Millions of immigrants came in through Ellis Island from the day it opened in 1892 to the day it closed in 1954. Amateur photographer Augustus Sherman, who worked there as a registry clerk from 1892 to 1925, took hundreds of photos of the new arrivals, often in elaborate traditional dress they had brought with them. He gave the photos simple labels—“Italian woman,” “Scottish boys,” “German stowaway”—that tell the barest of background stories. Courtesy of the Ellis Island Collection at The New York Public Library Digital Collections, here are 12 of Sherman’s portraits of immigrants on their way to a new life in the U.S.

1. 'Rev. Joseph Vasilon, Greek-Orthodox priest'

2. 'Guadeloupean woman'

3. 'German stowaway'

4. 'Turkish man'

5. 'Scottish boys'

6. 'Three Dutch women'

7. 'Gypsy family'

8. 'Algerian man'

9. 'Dutch children'

10. 'Italian woman'

11. 'Cossack man from the steppes of Russia'

12. 'Norwegian woman'

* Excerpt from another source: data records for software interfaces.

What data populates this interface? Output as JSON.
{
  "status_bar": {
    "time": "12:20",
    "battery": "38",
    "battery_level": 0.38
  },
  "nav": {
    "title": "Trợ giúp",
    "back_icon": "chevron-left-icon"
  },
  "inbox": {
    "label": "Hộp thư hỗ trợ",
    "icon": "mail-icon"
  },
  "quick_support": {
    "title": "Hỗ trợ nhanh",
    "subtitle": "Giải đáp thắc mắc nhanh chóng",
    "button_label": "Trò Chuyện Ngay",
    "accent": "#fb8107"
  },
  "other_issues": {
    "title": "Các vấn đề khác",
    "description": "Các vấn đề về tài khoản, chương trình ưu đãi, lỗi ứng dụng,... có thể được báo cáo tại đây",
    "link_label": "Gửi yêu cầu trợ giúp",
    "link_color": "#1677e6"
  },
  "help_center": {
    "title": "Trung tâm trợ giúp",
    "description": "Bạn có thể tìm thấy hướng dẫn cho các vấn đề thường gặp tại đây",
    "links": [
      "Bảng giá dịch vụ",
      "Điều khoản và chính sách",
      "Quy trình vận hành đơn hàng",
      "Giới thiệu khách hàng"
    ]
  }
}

You can see more at the Ellis Island collection at The New York Public Library Digital Collections, and in the book Augustus F. Sherman: Ellis Island Portraits 1905-1920.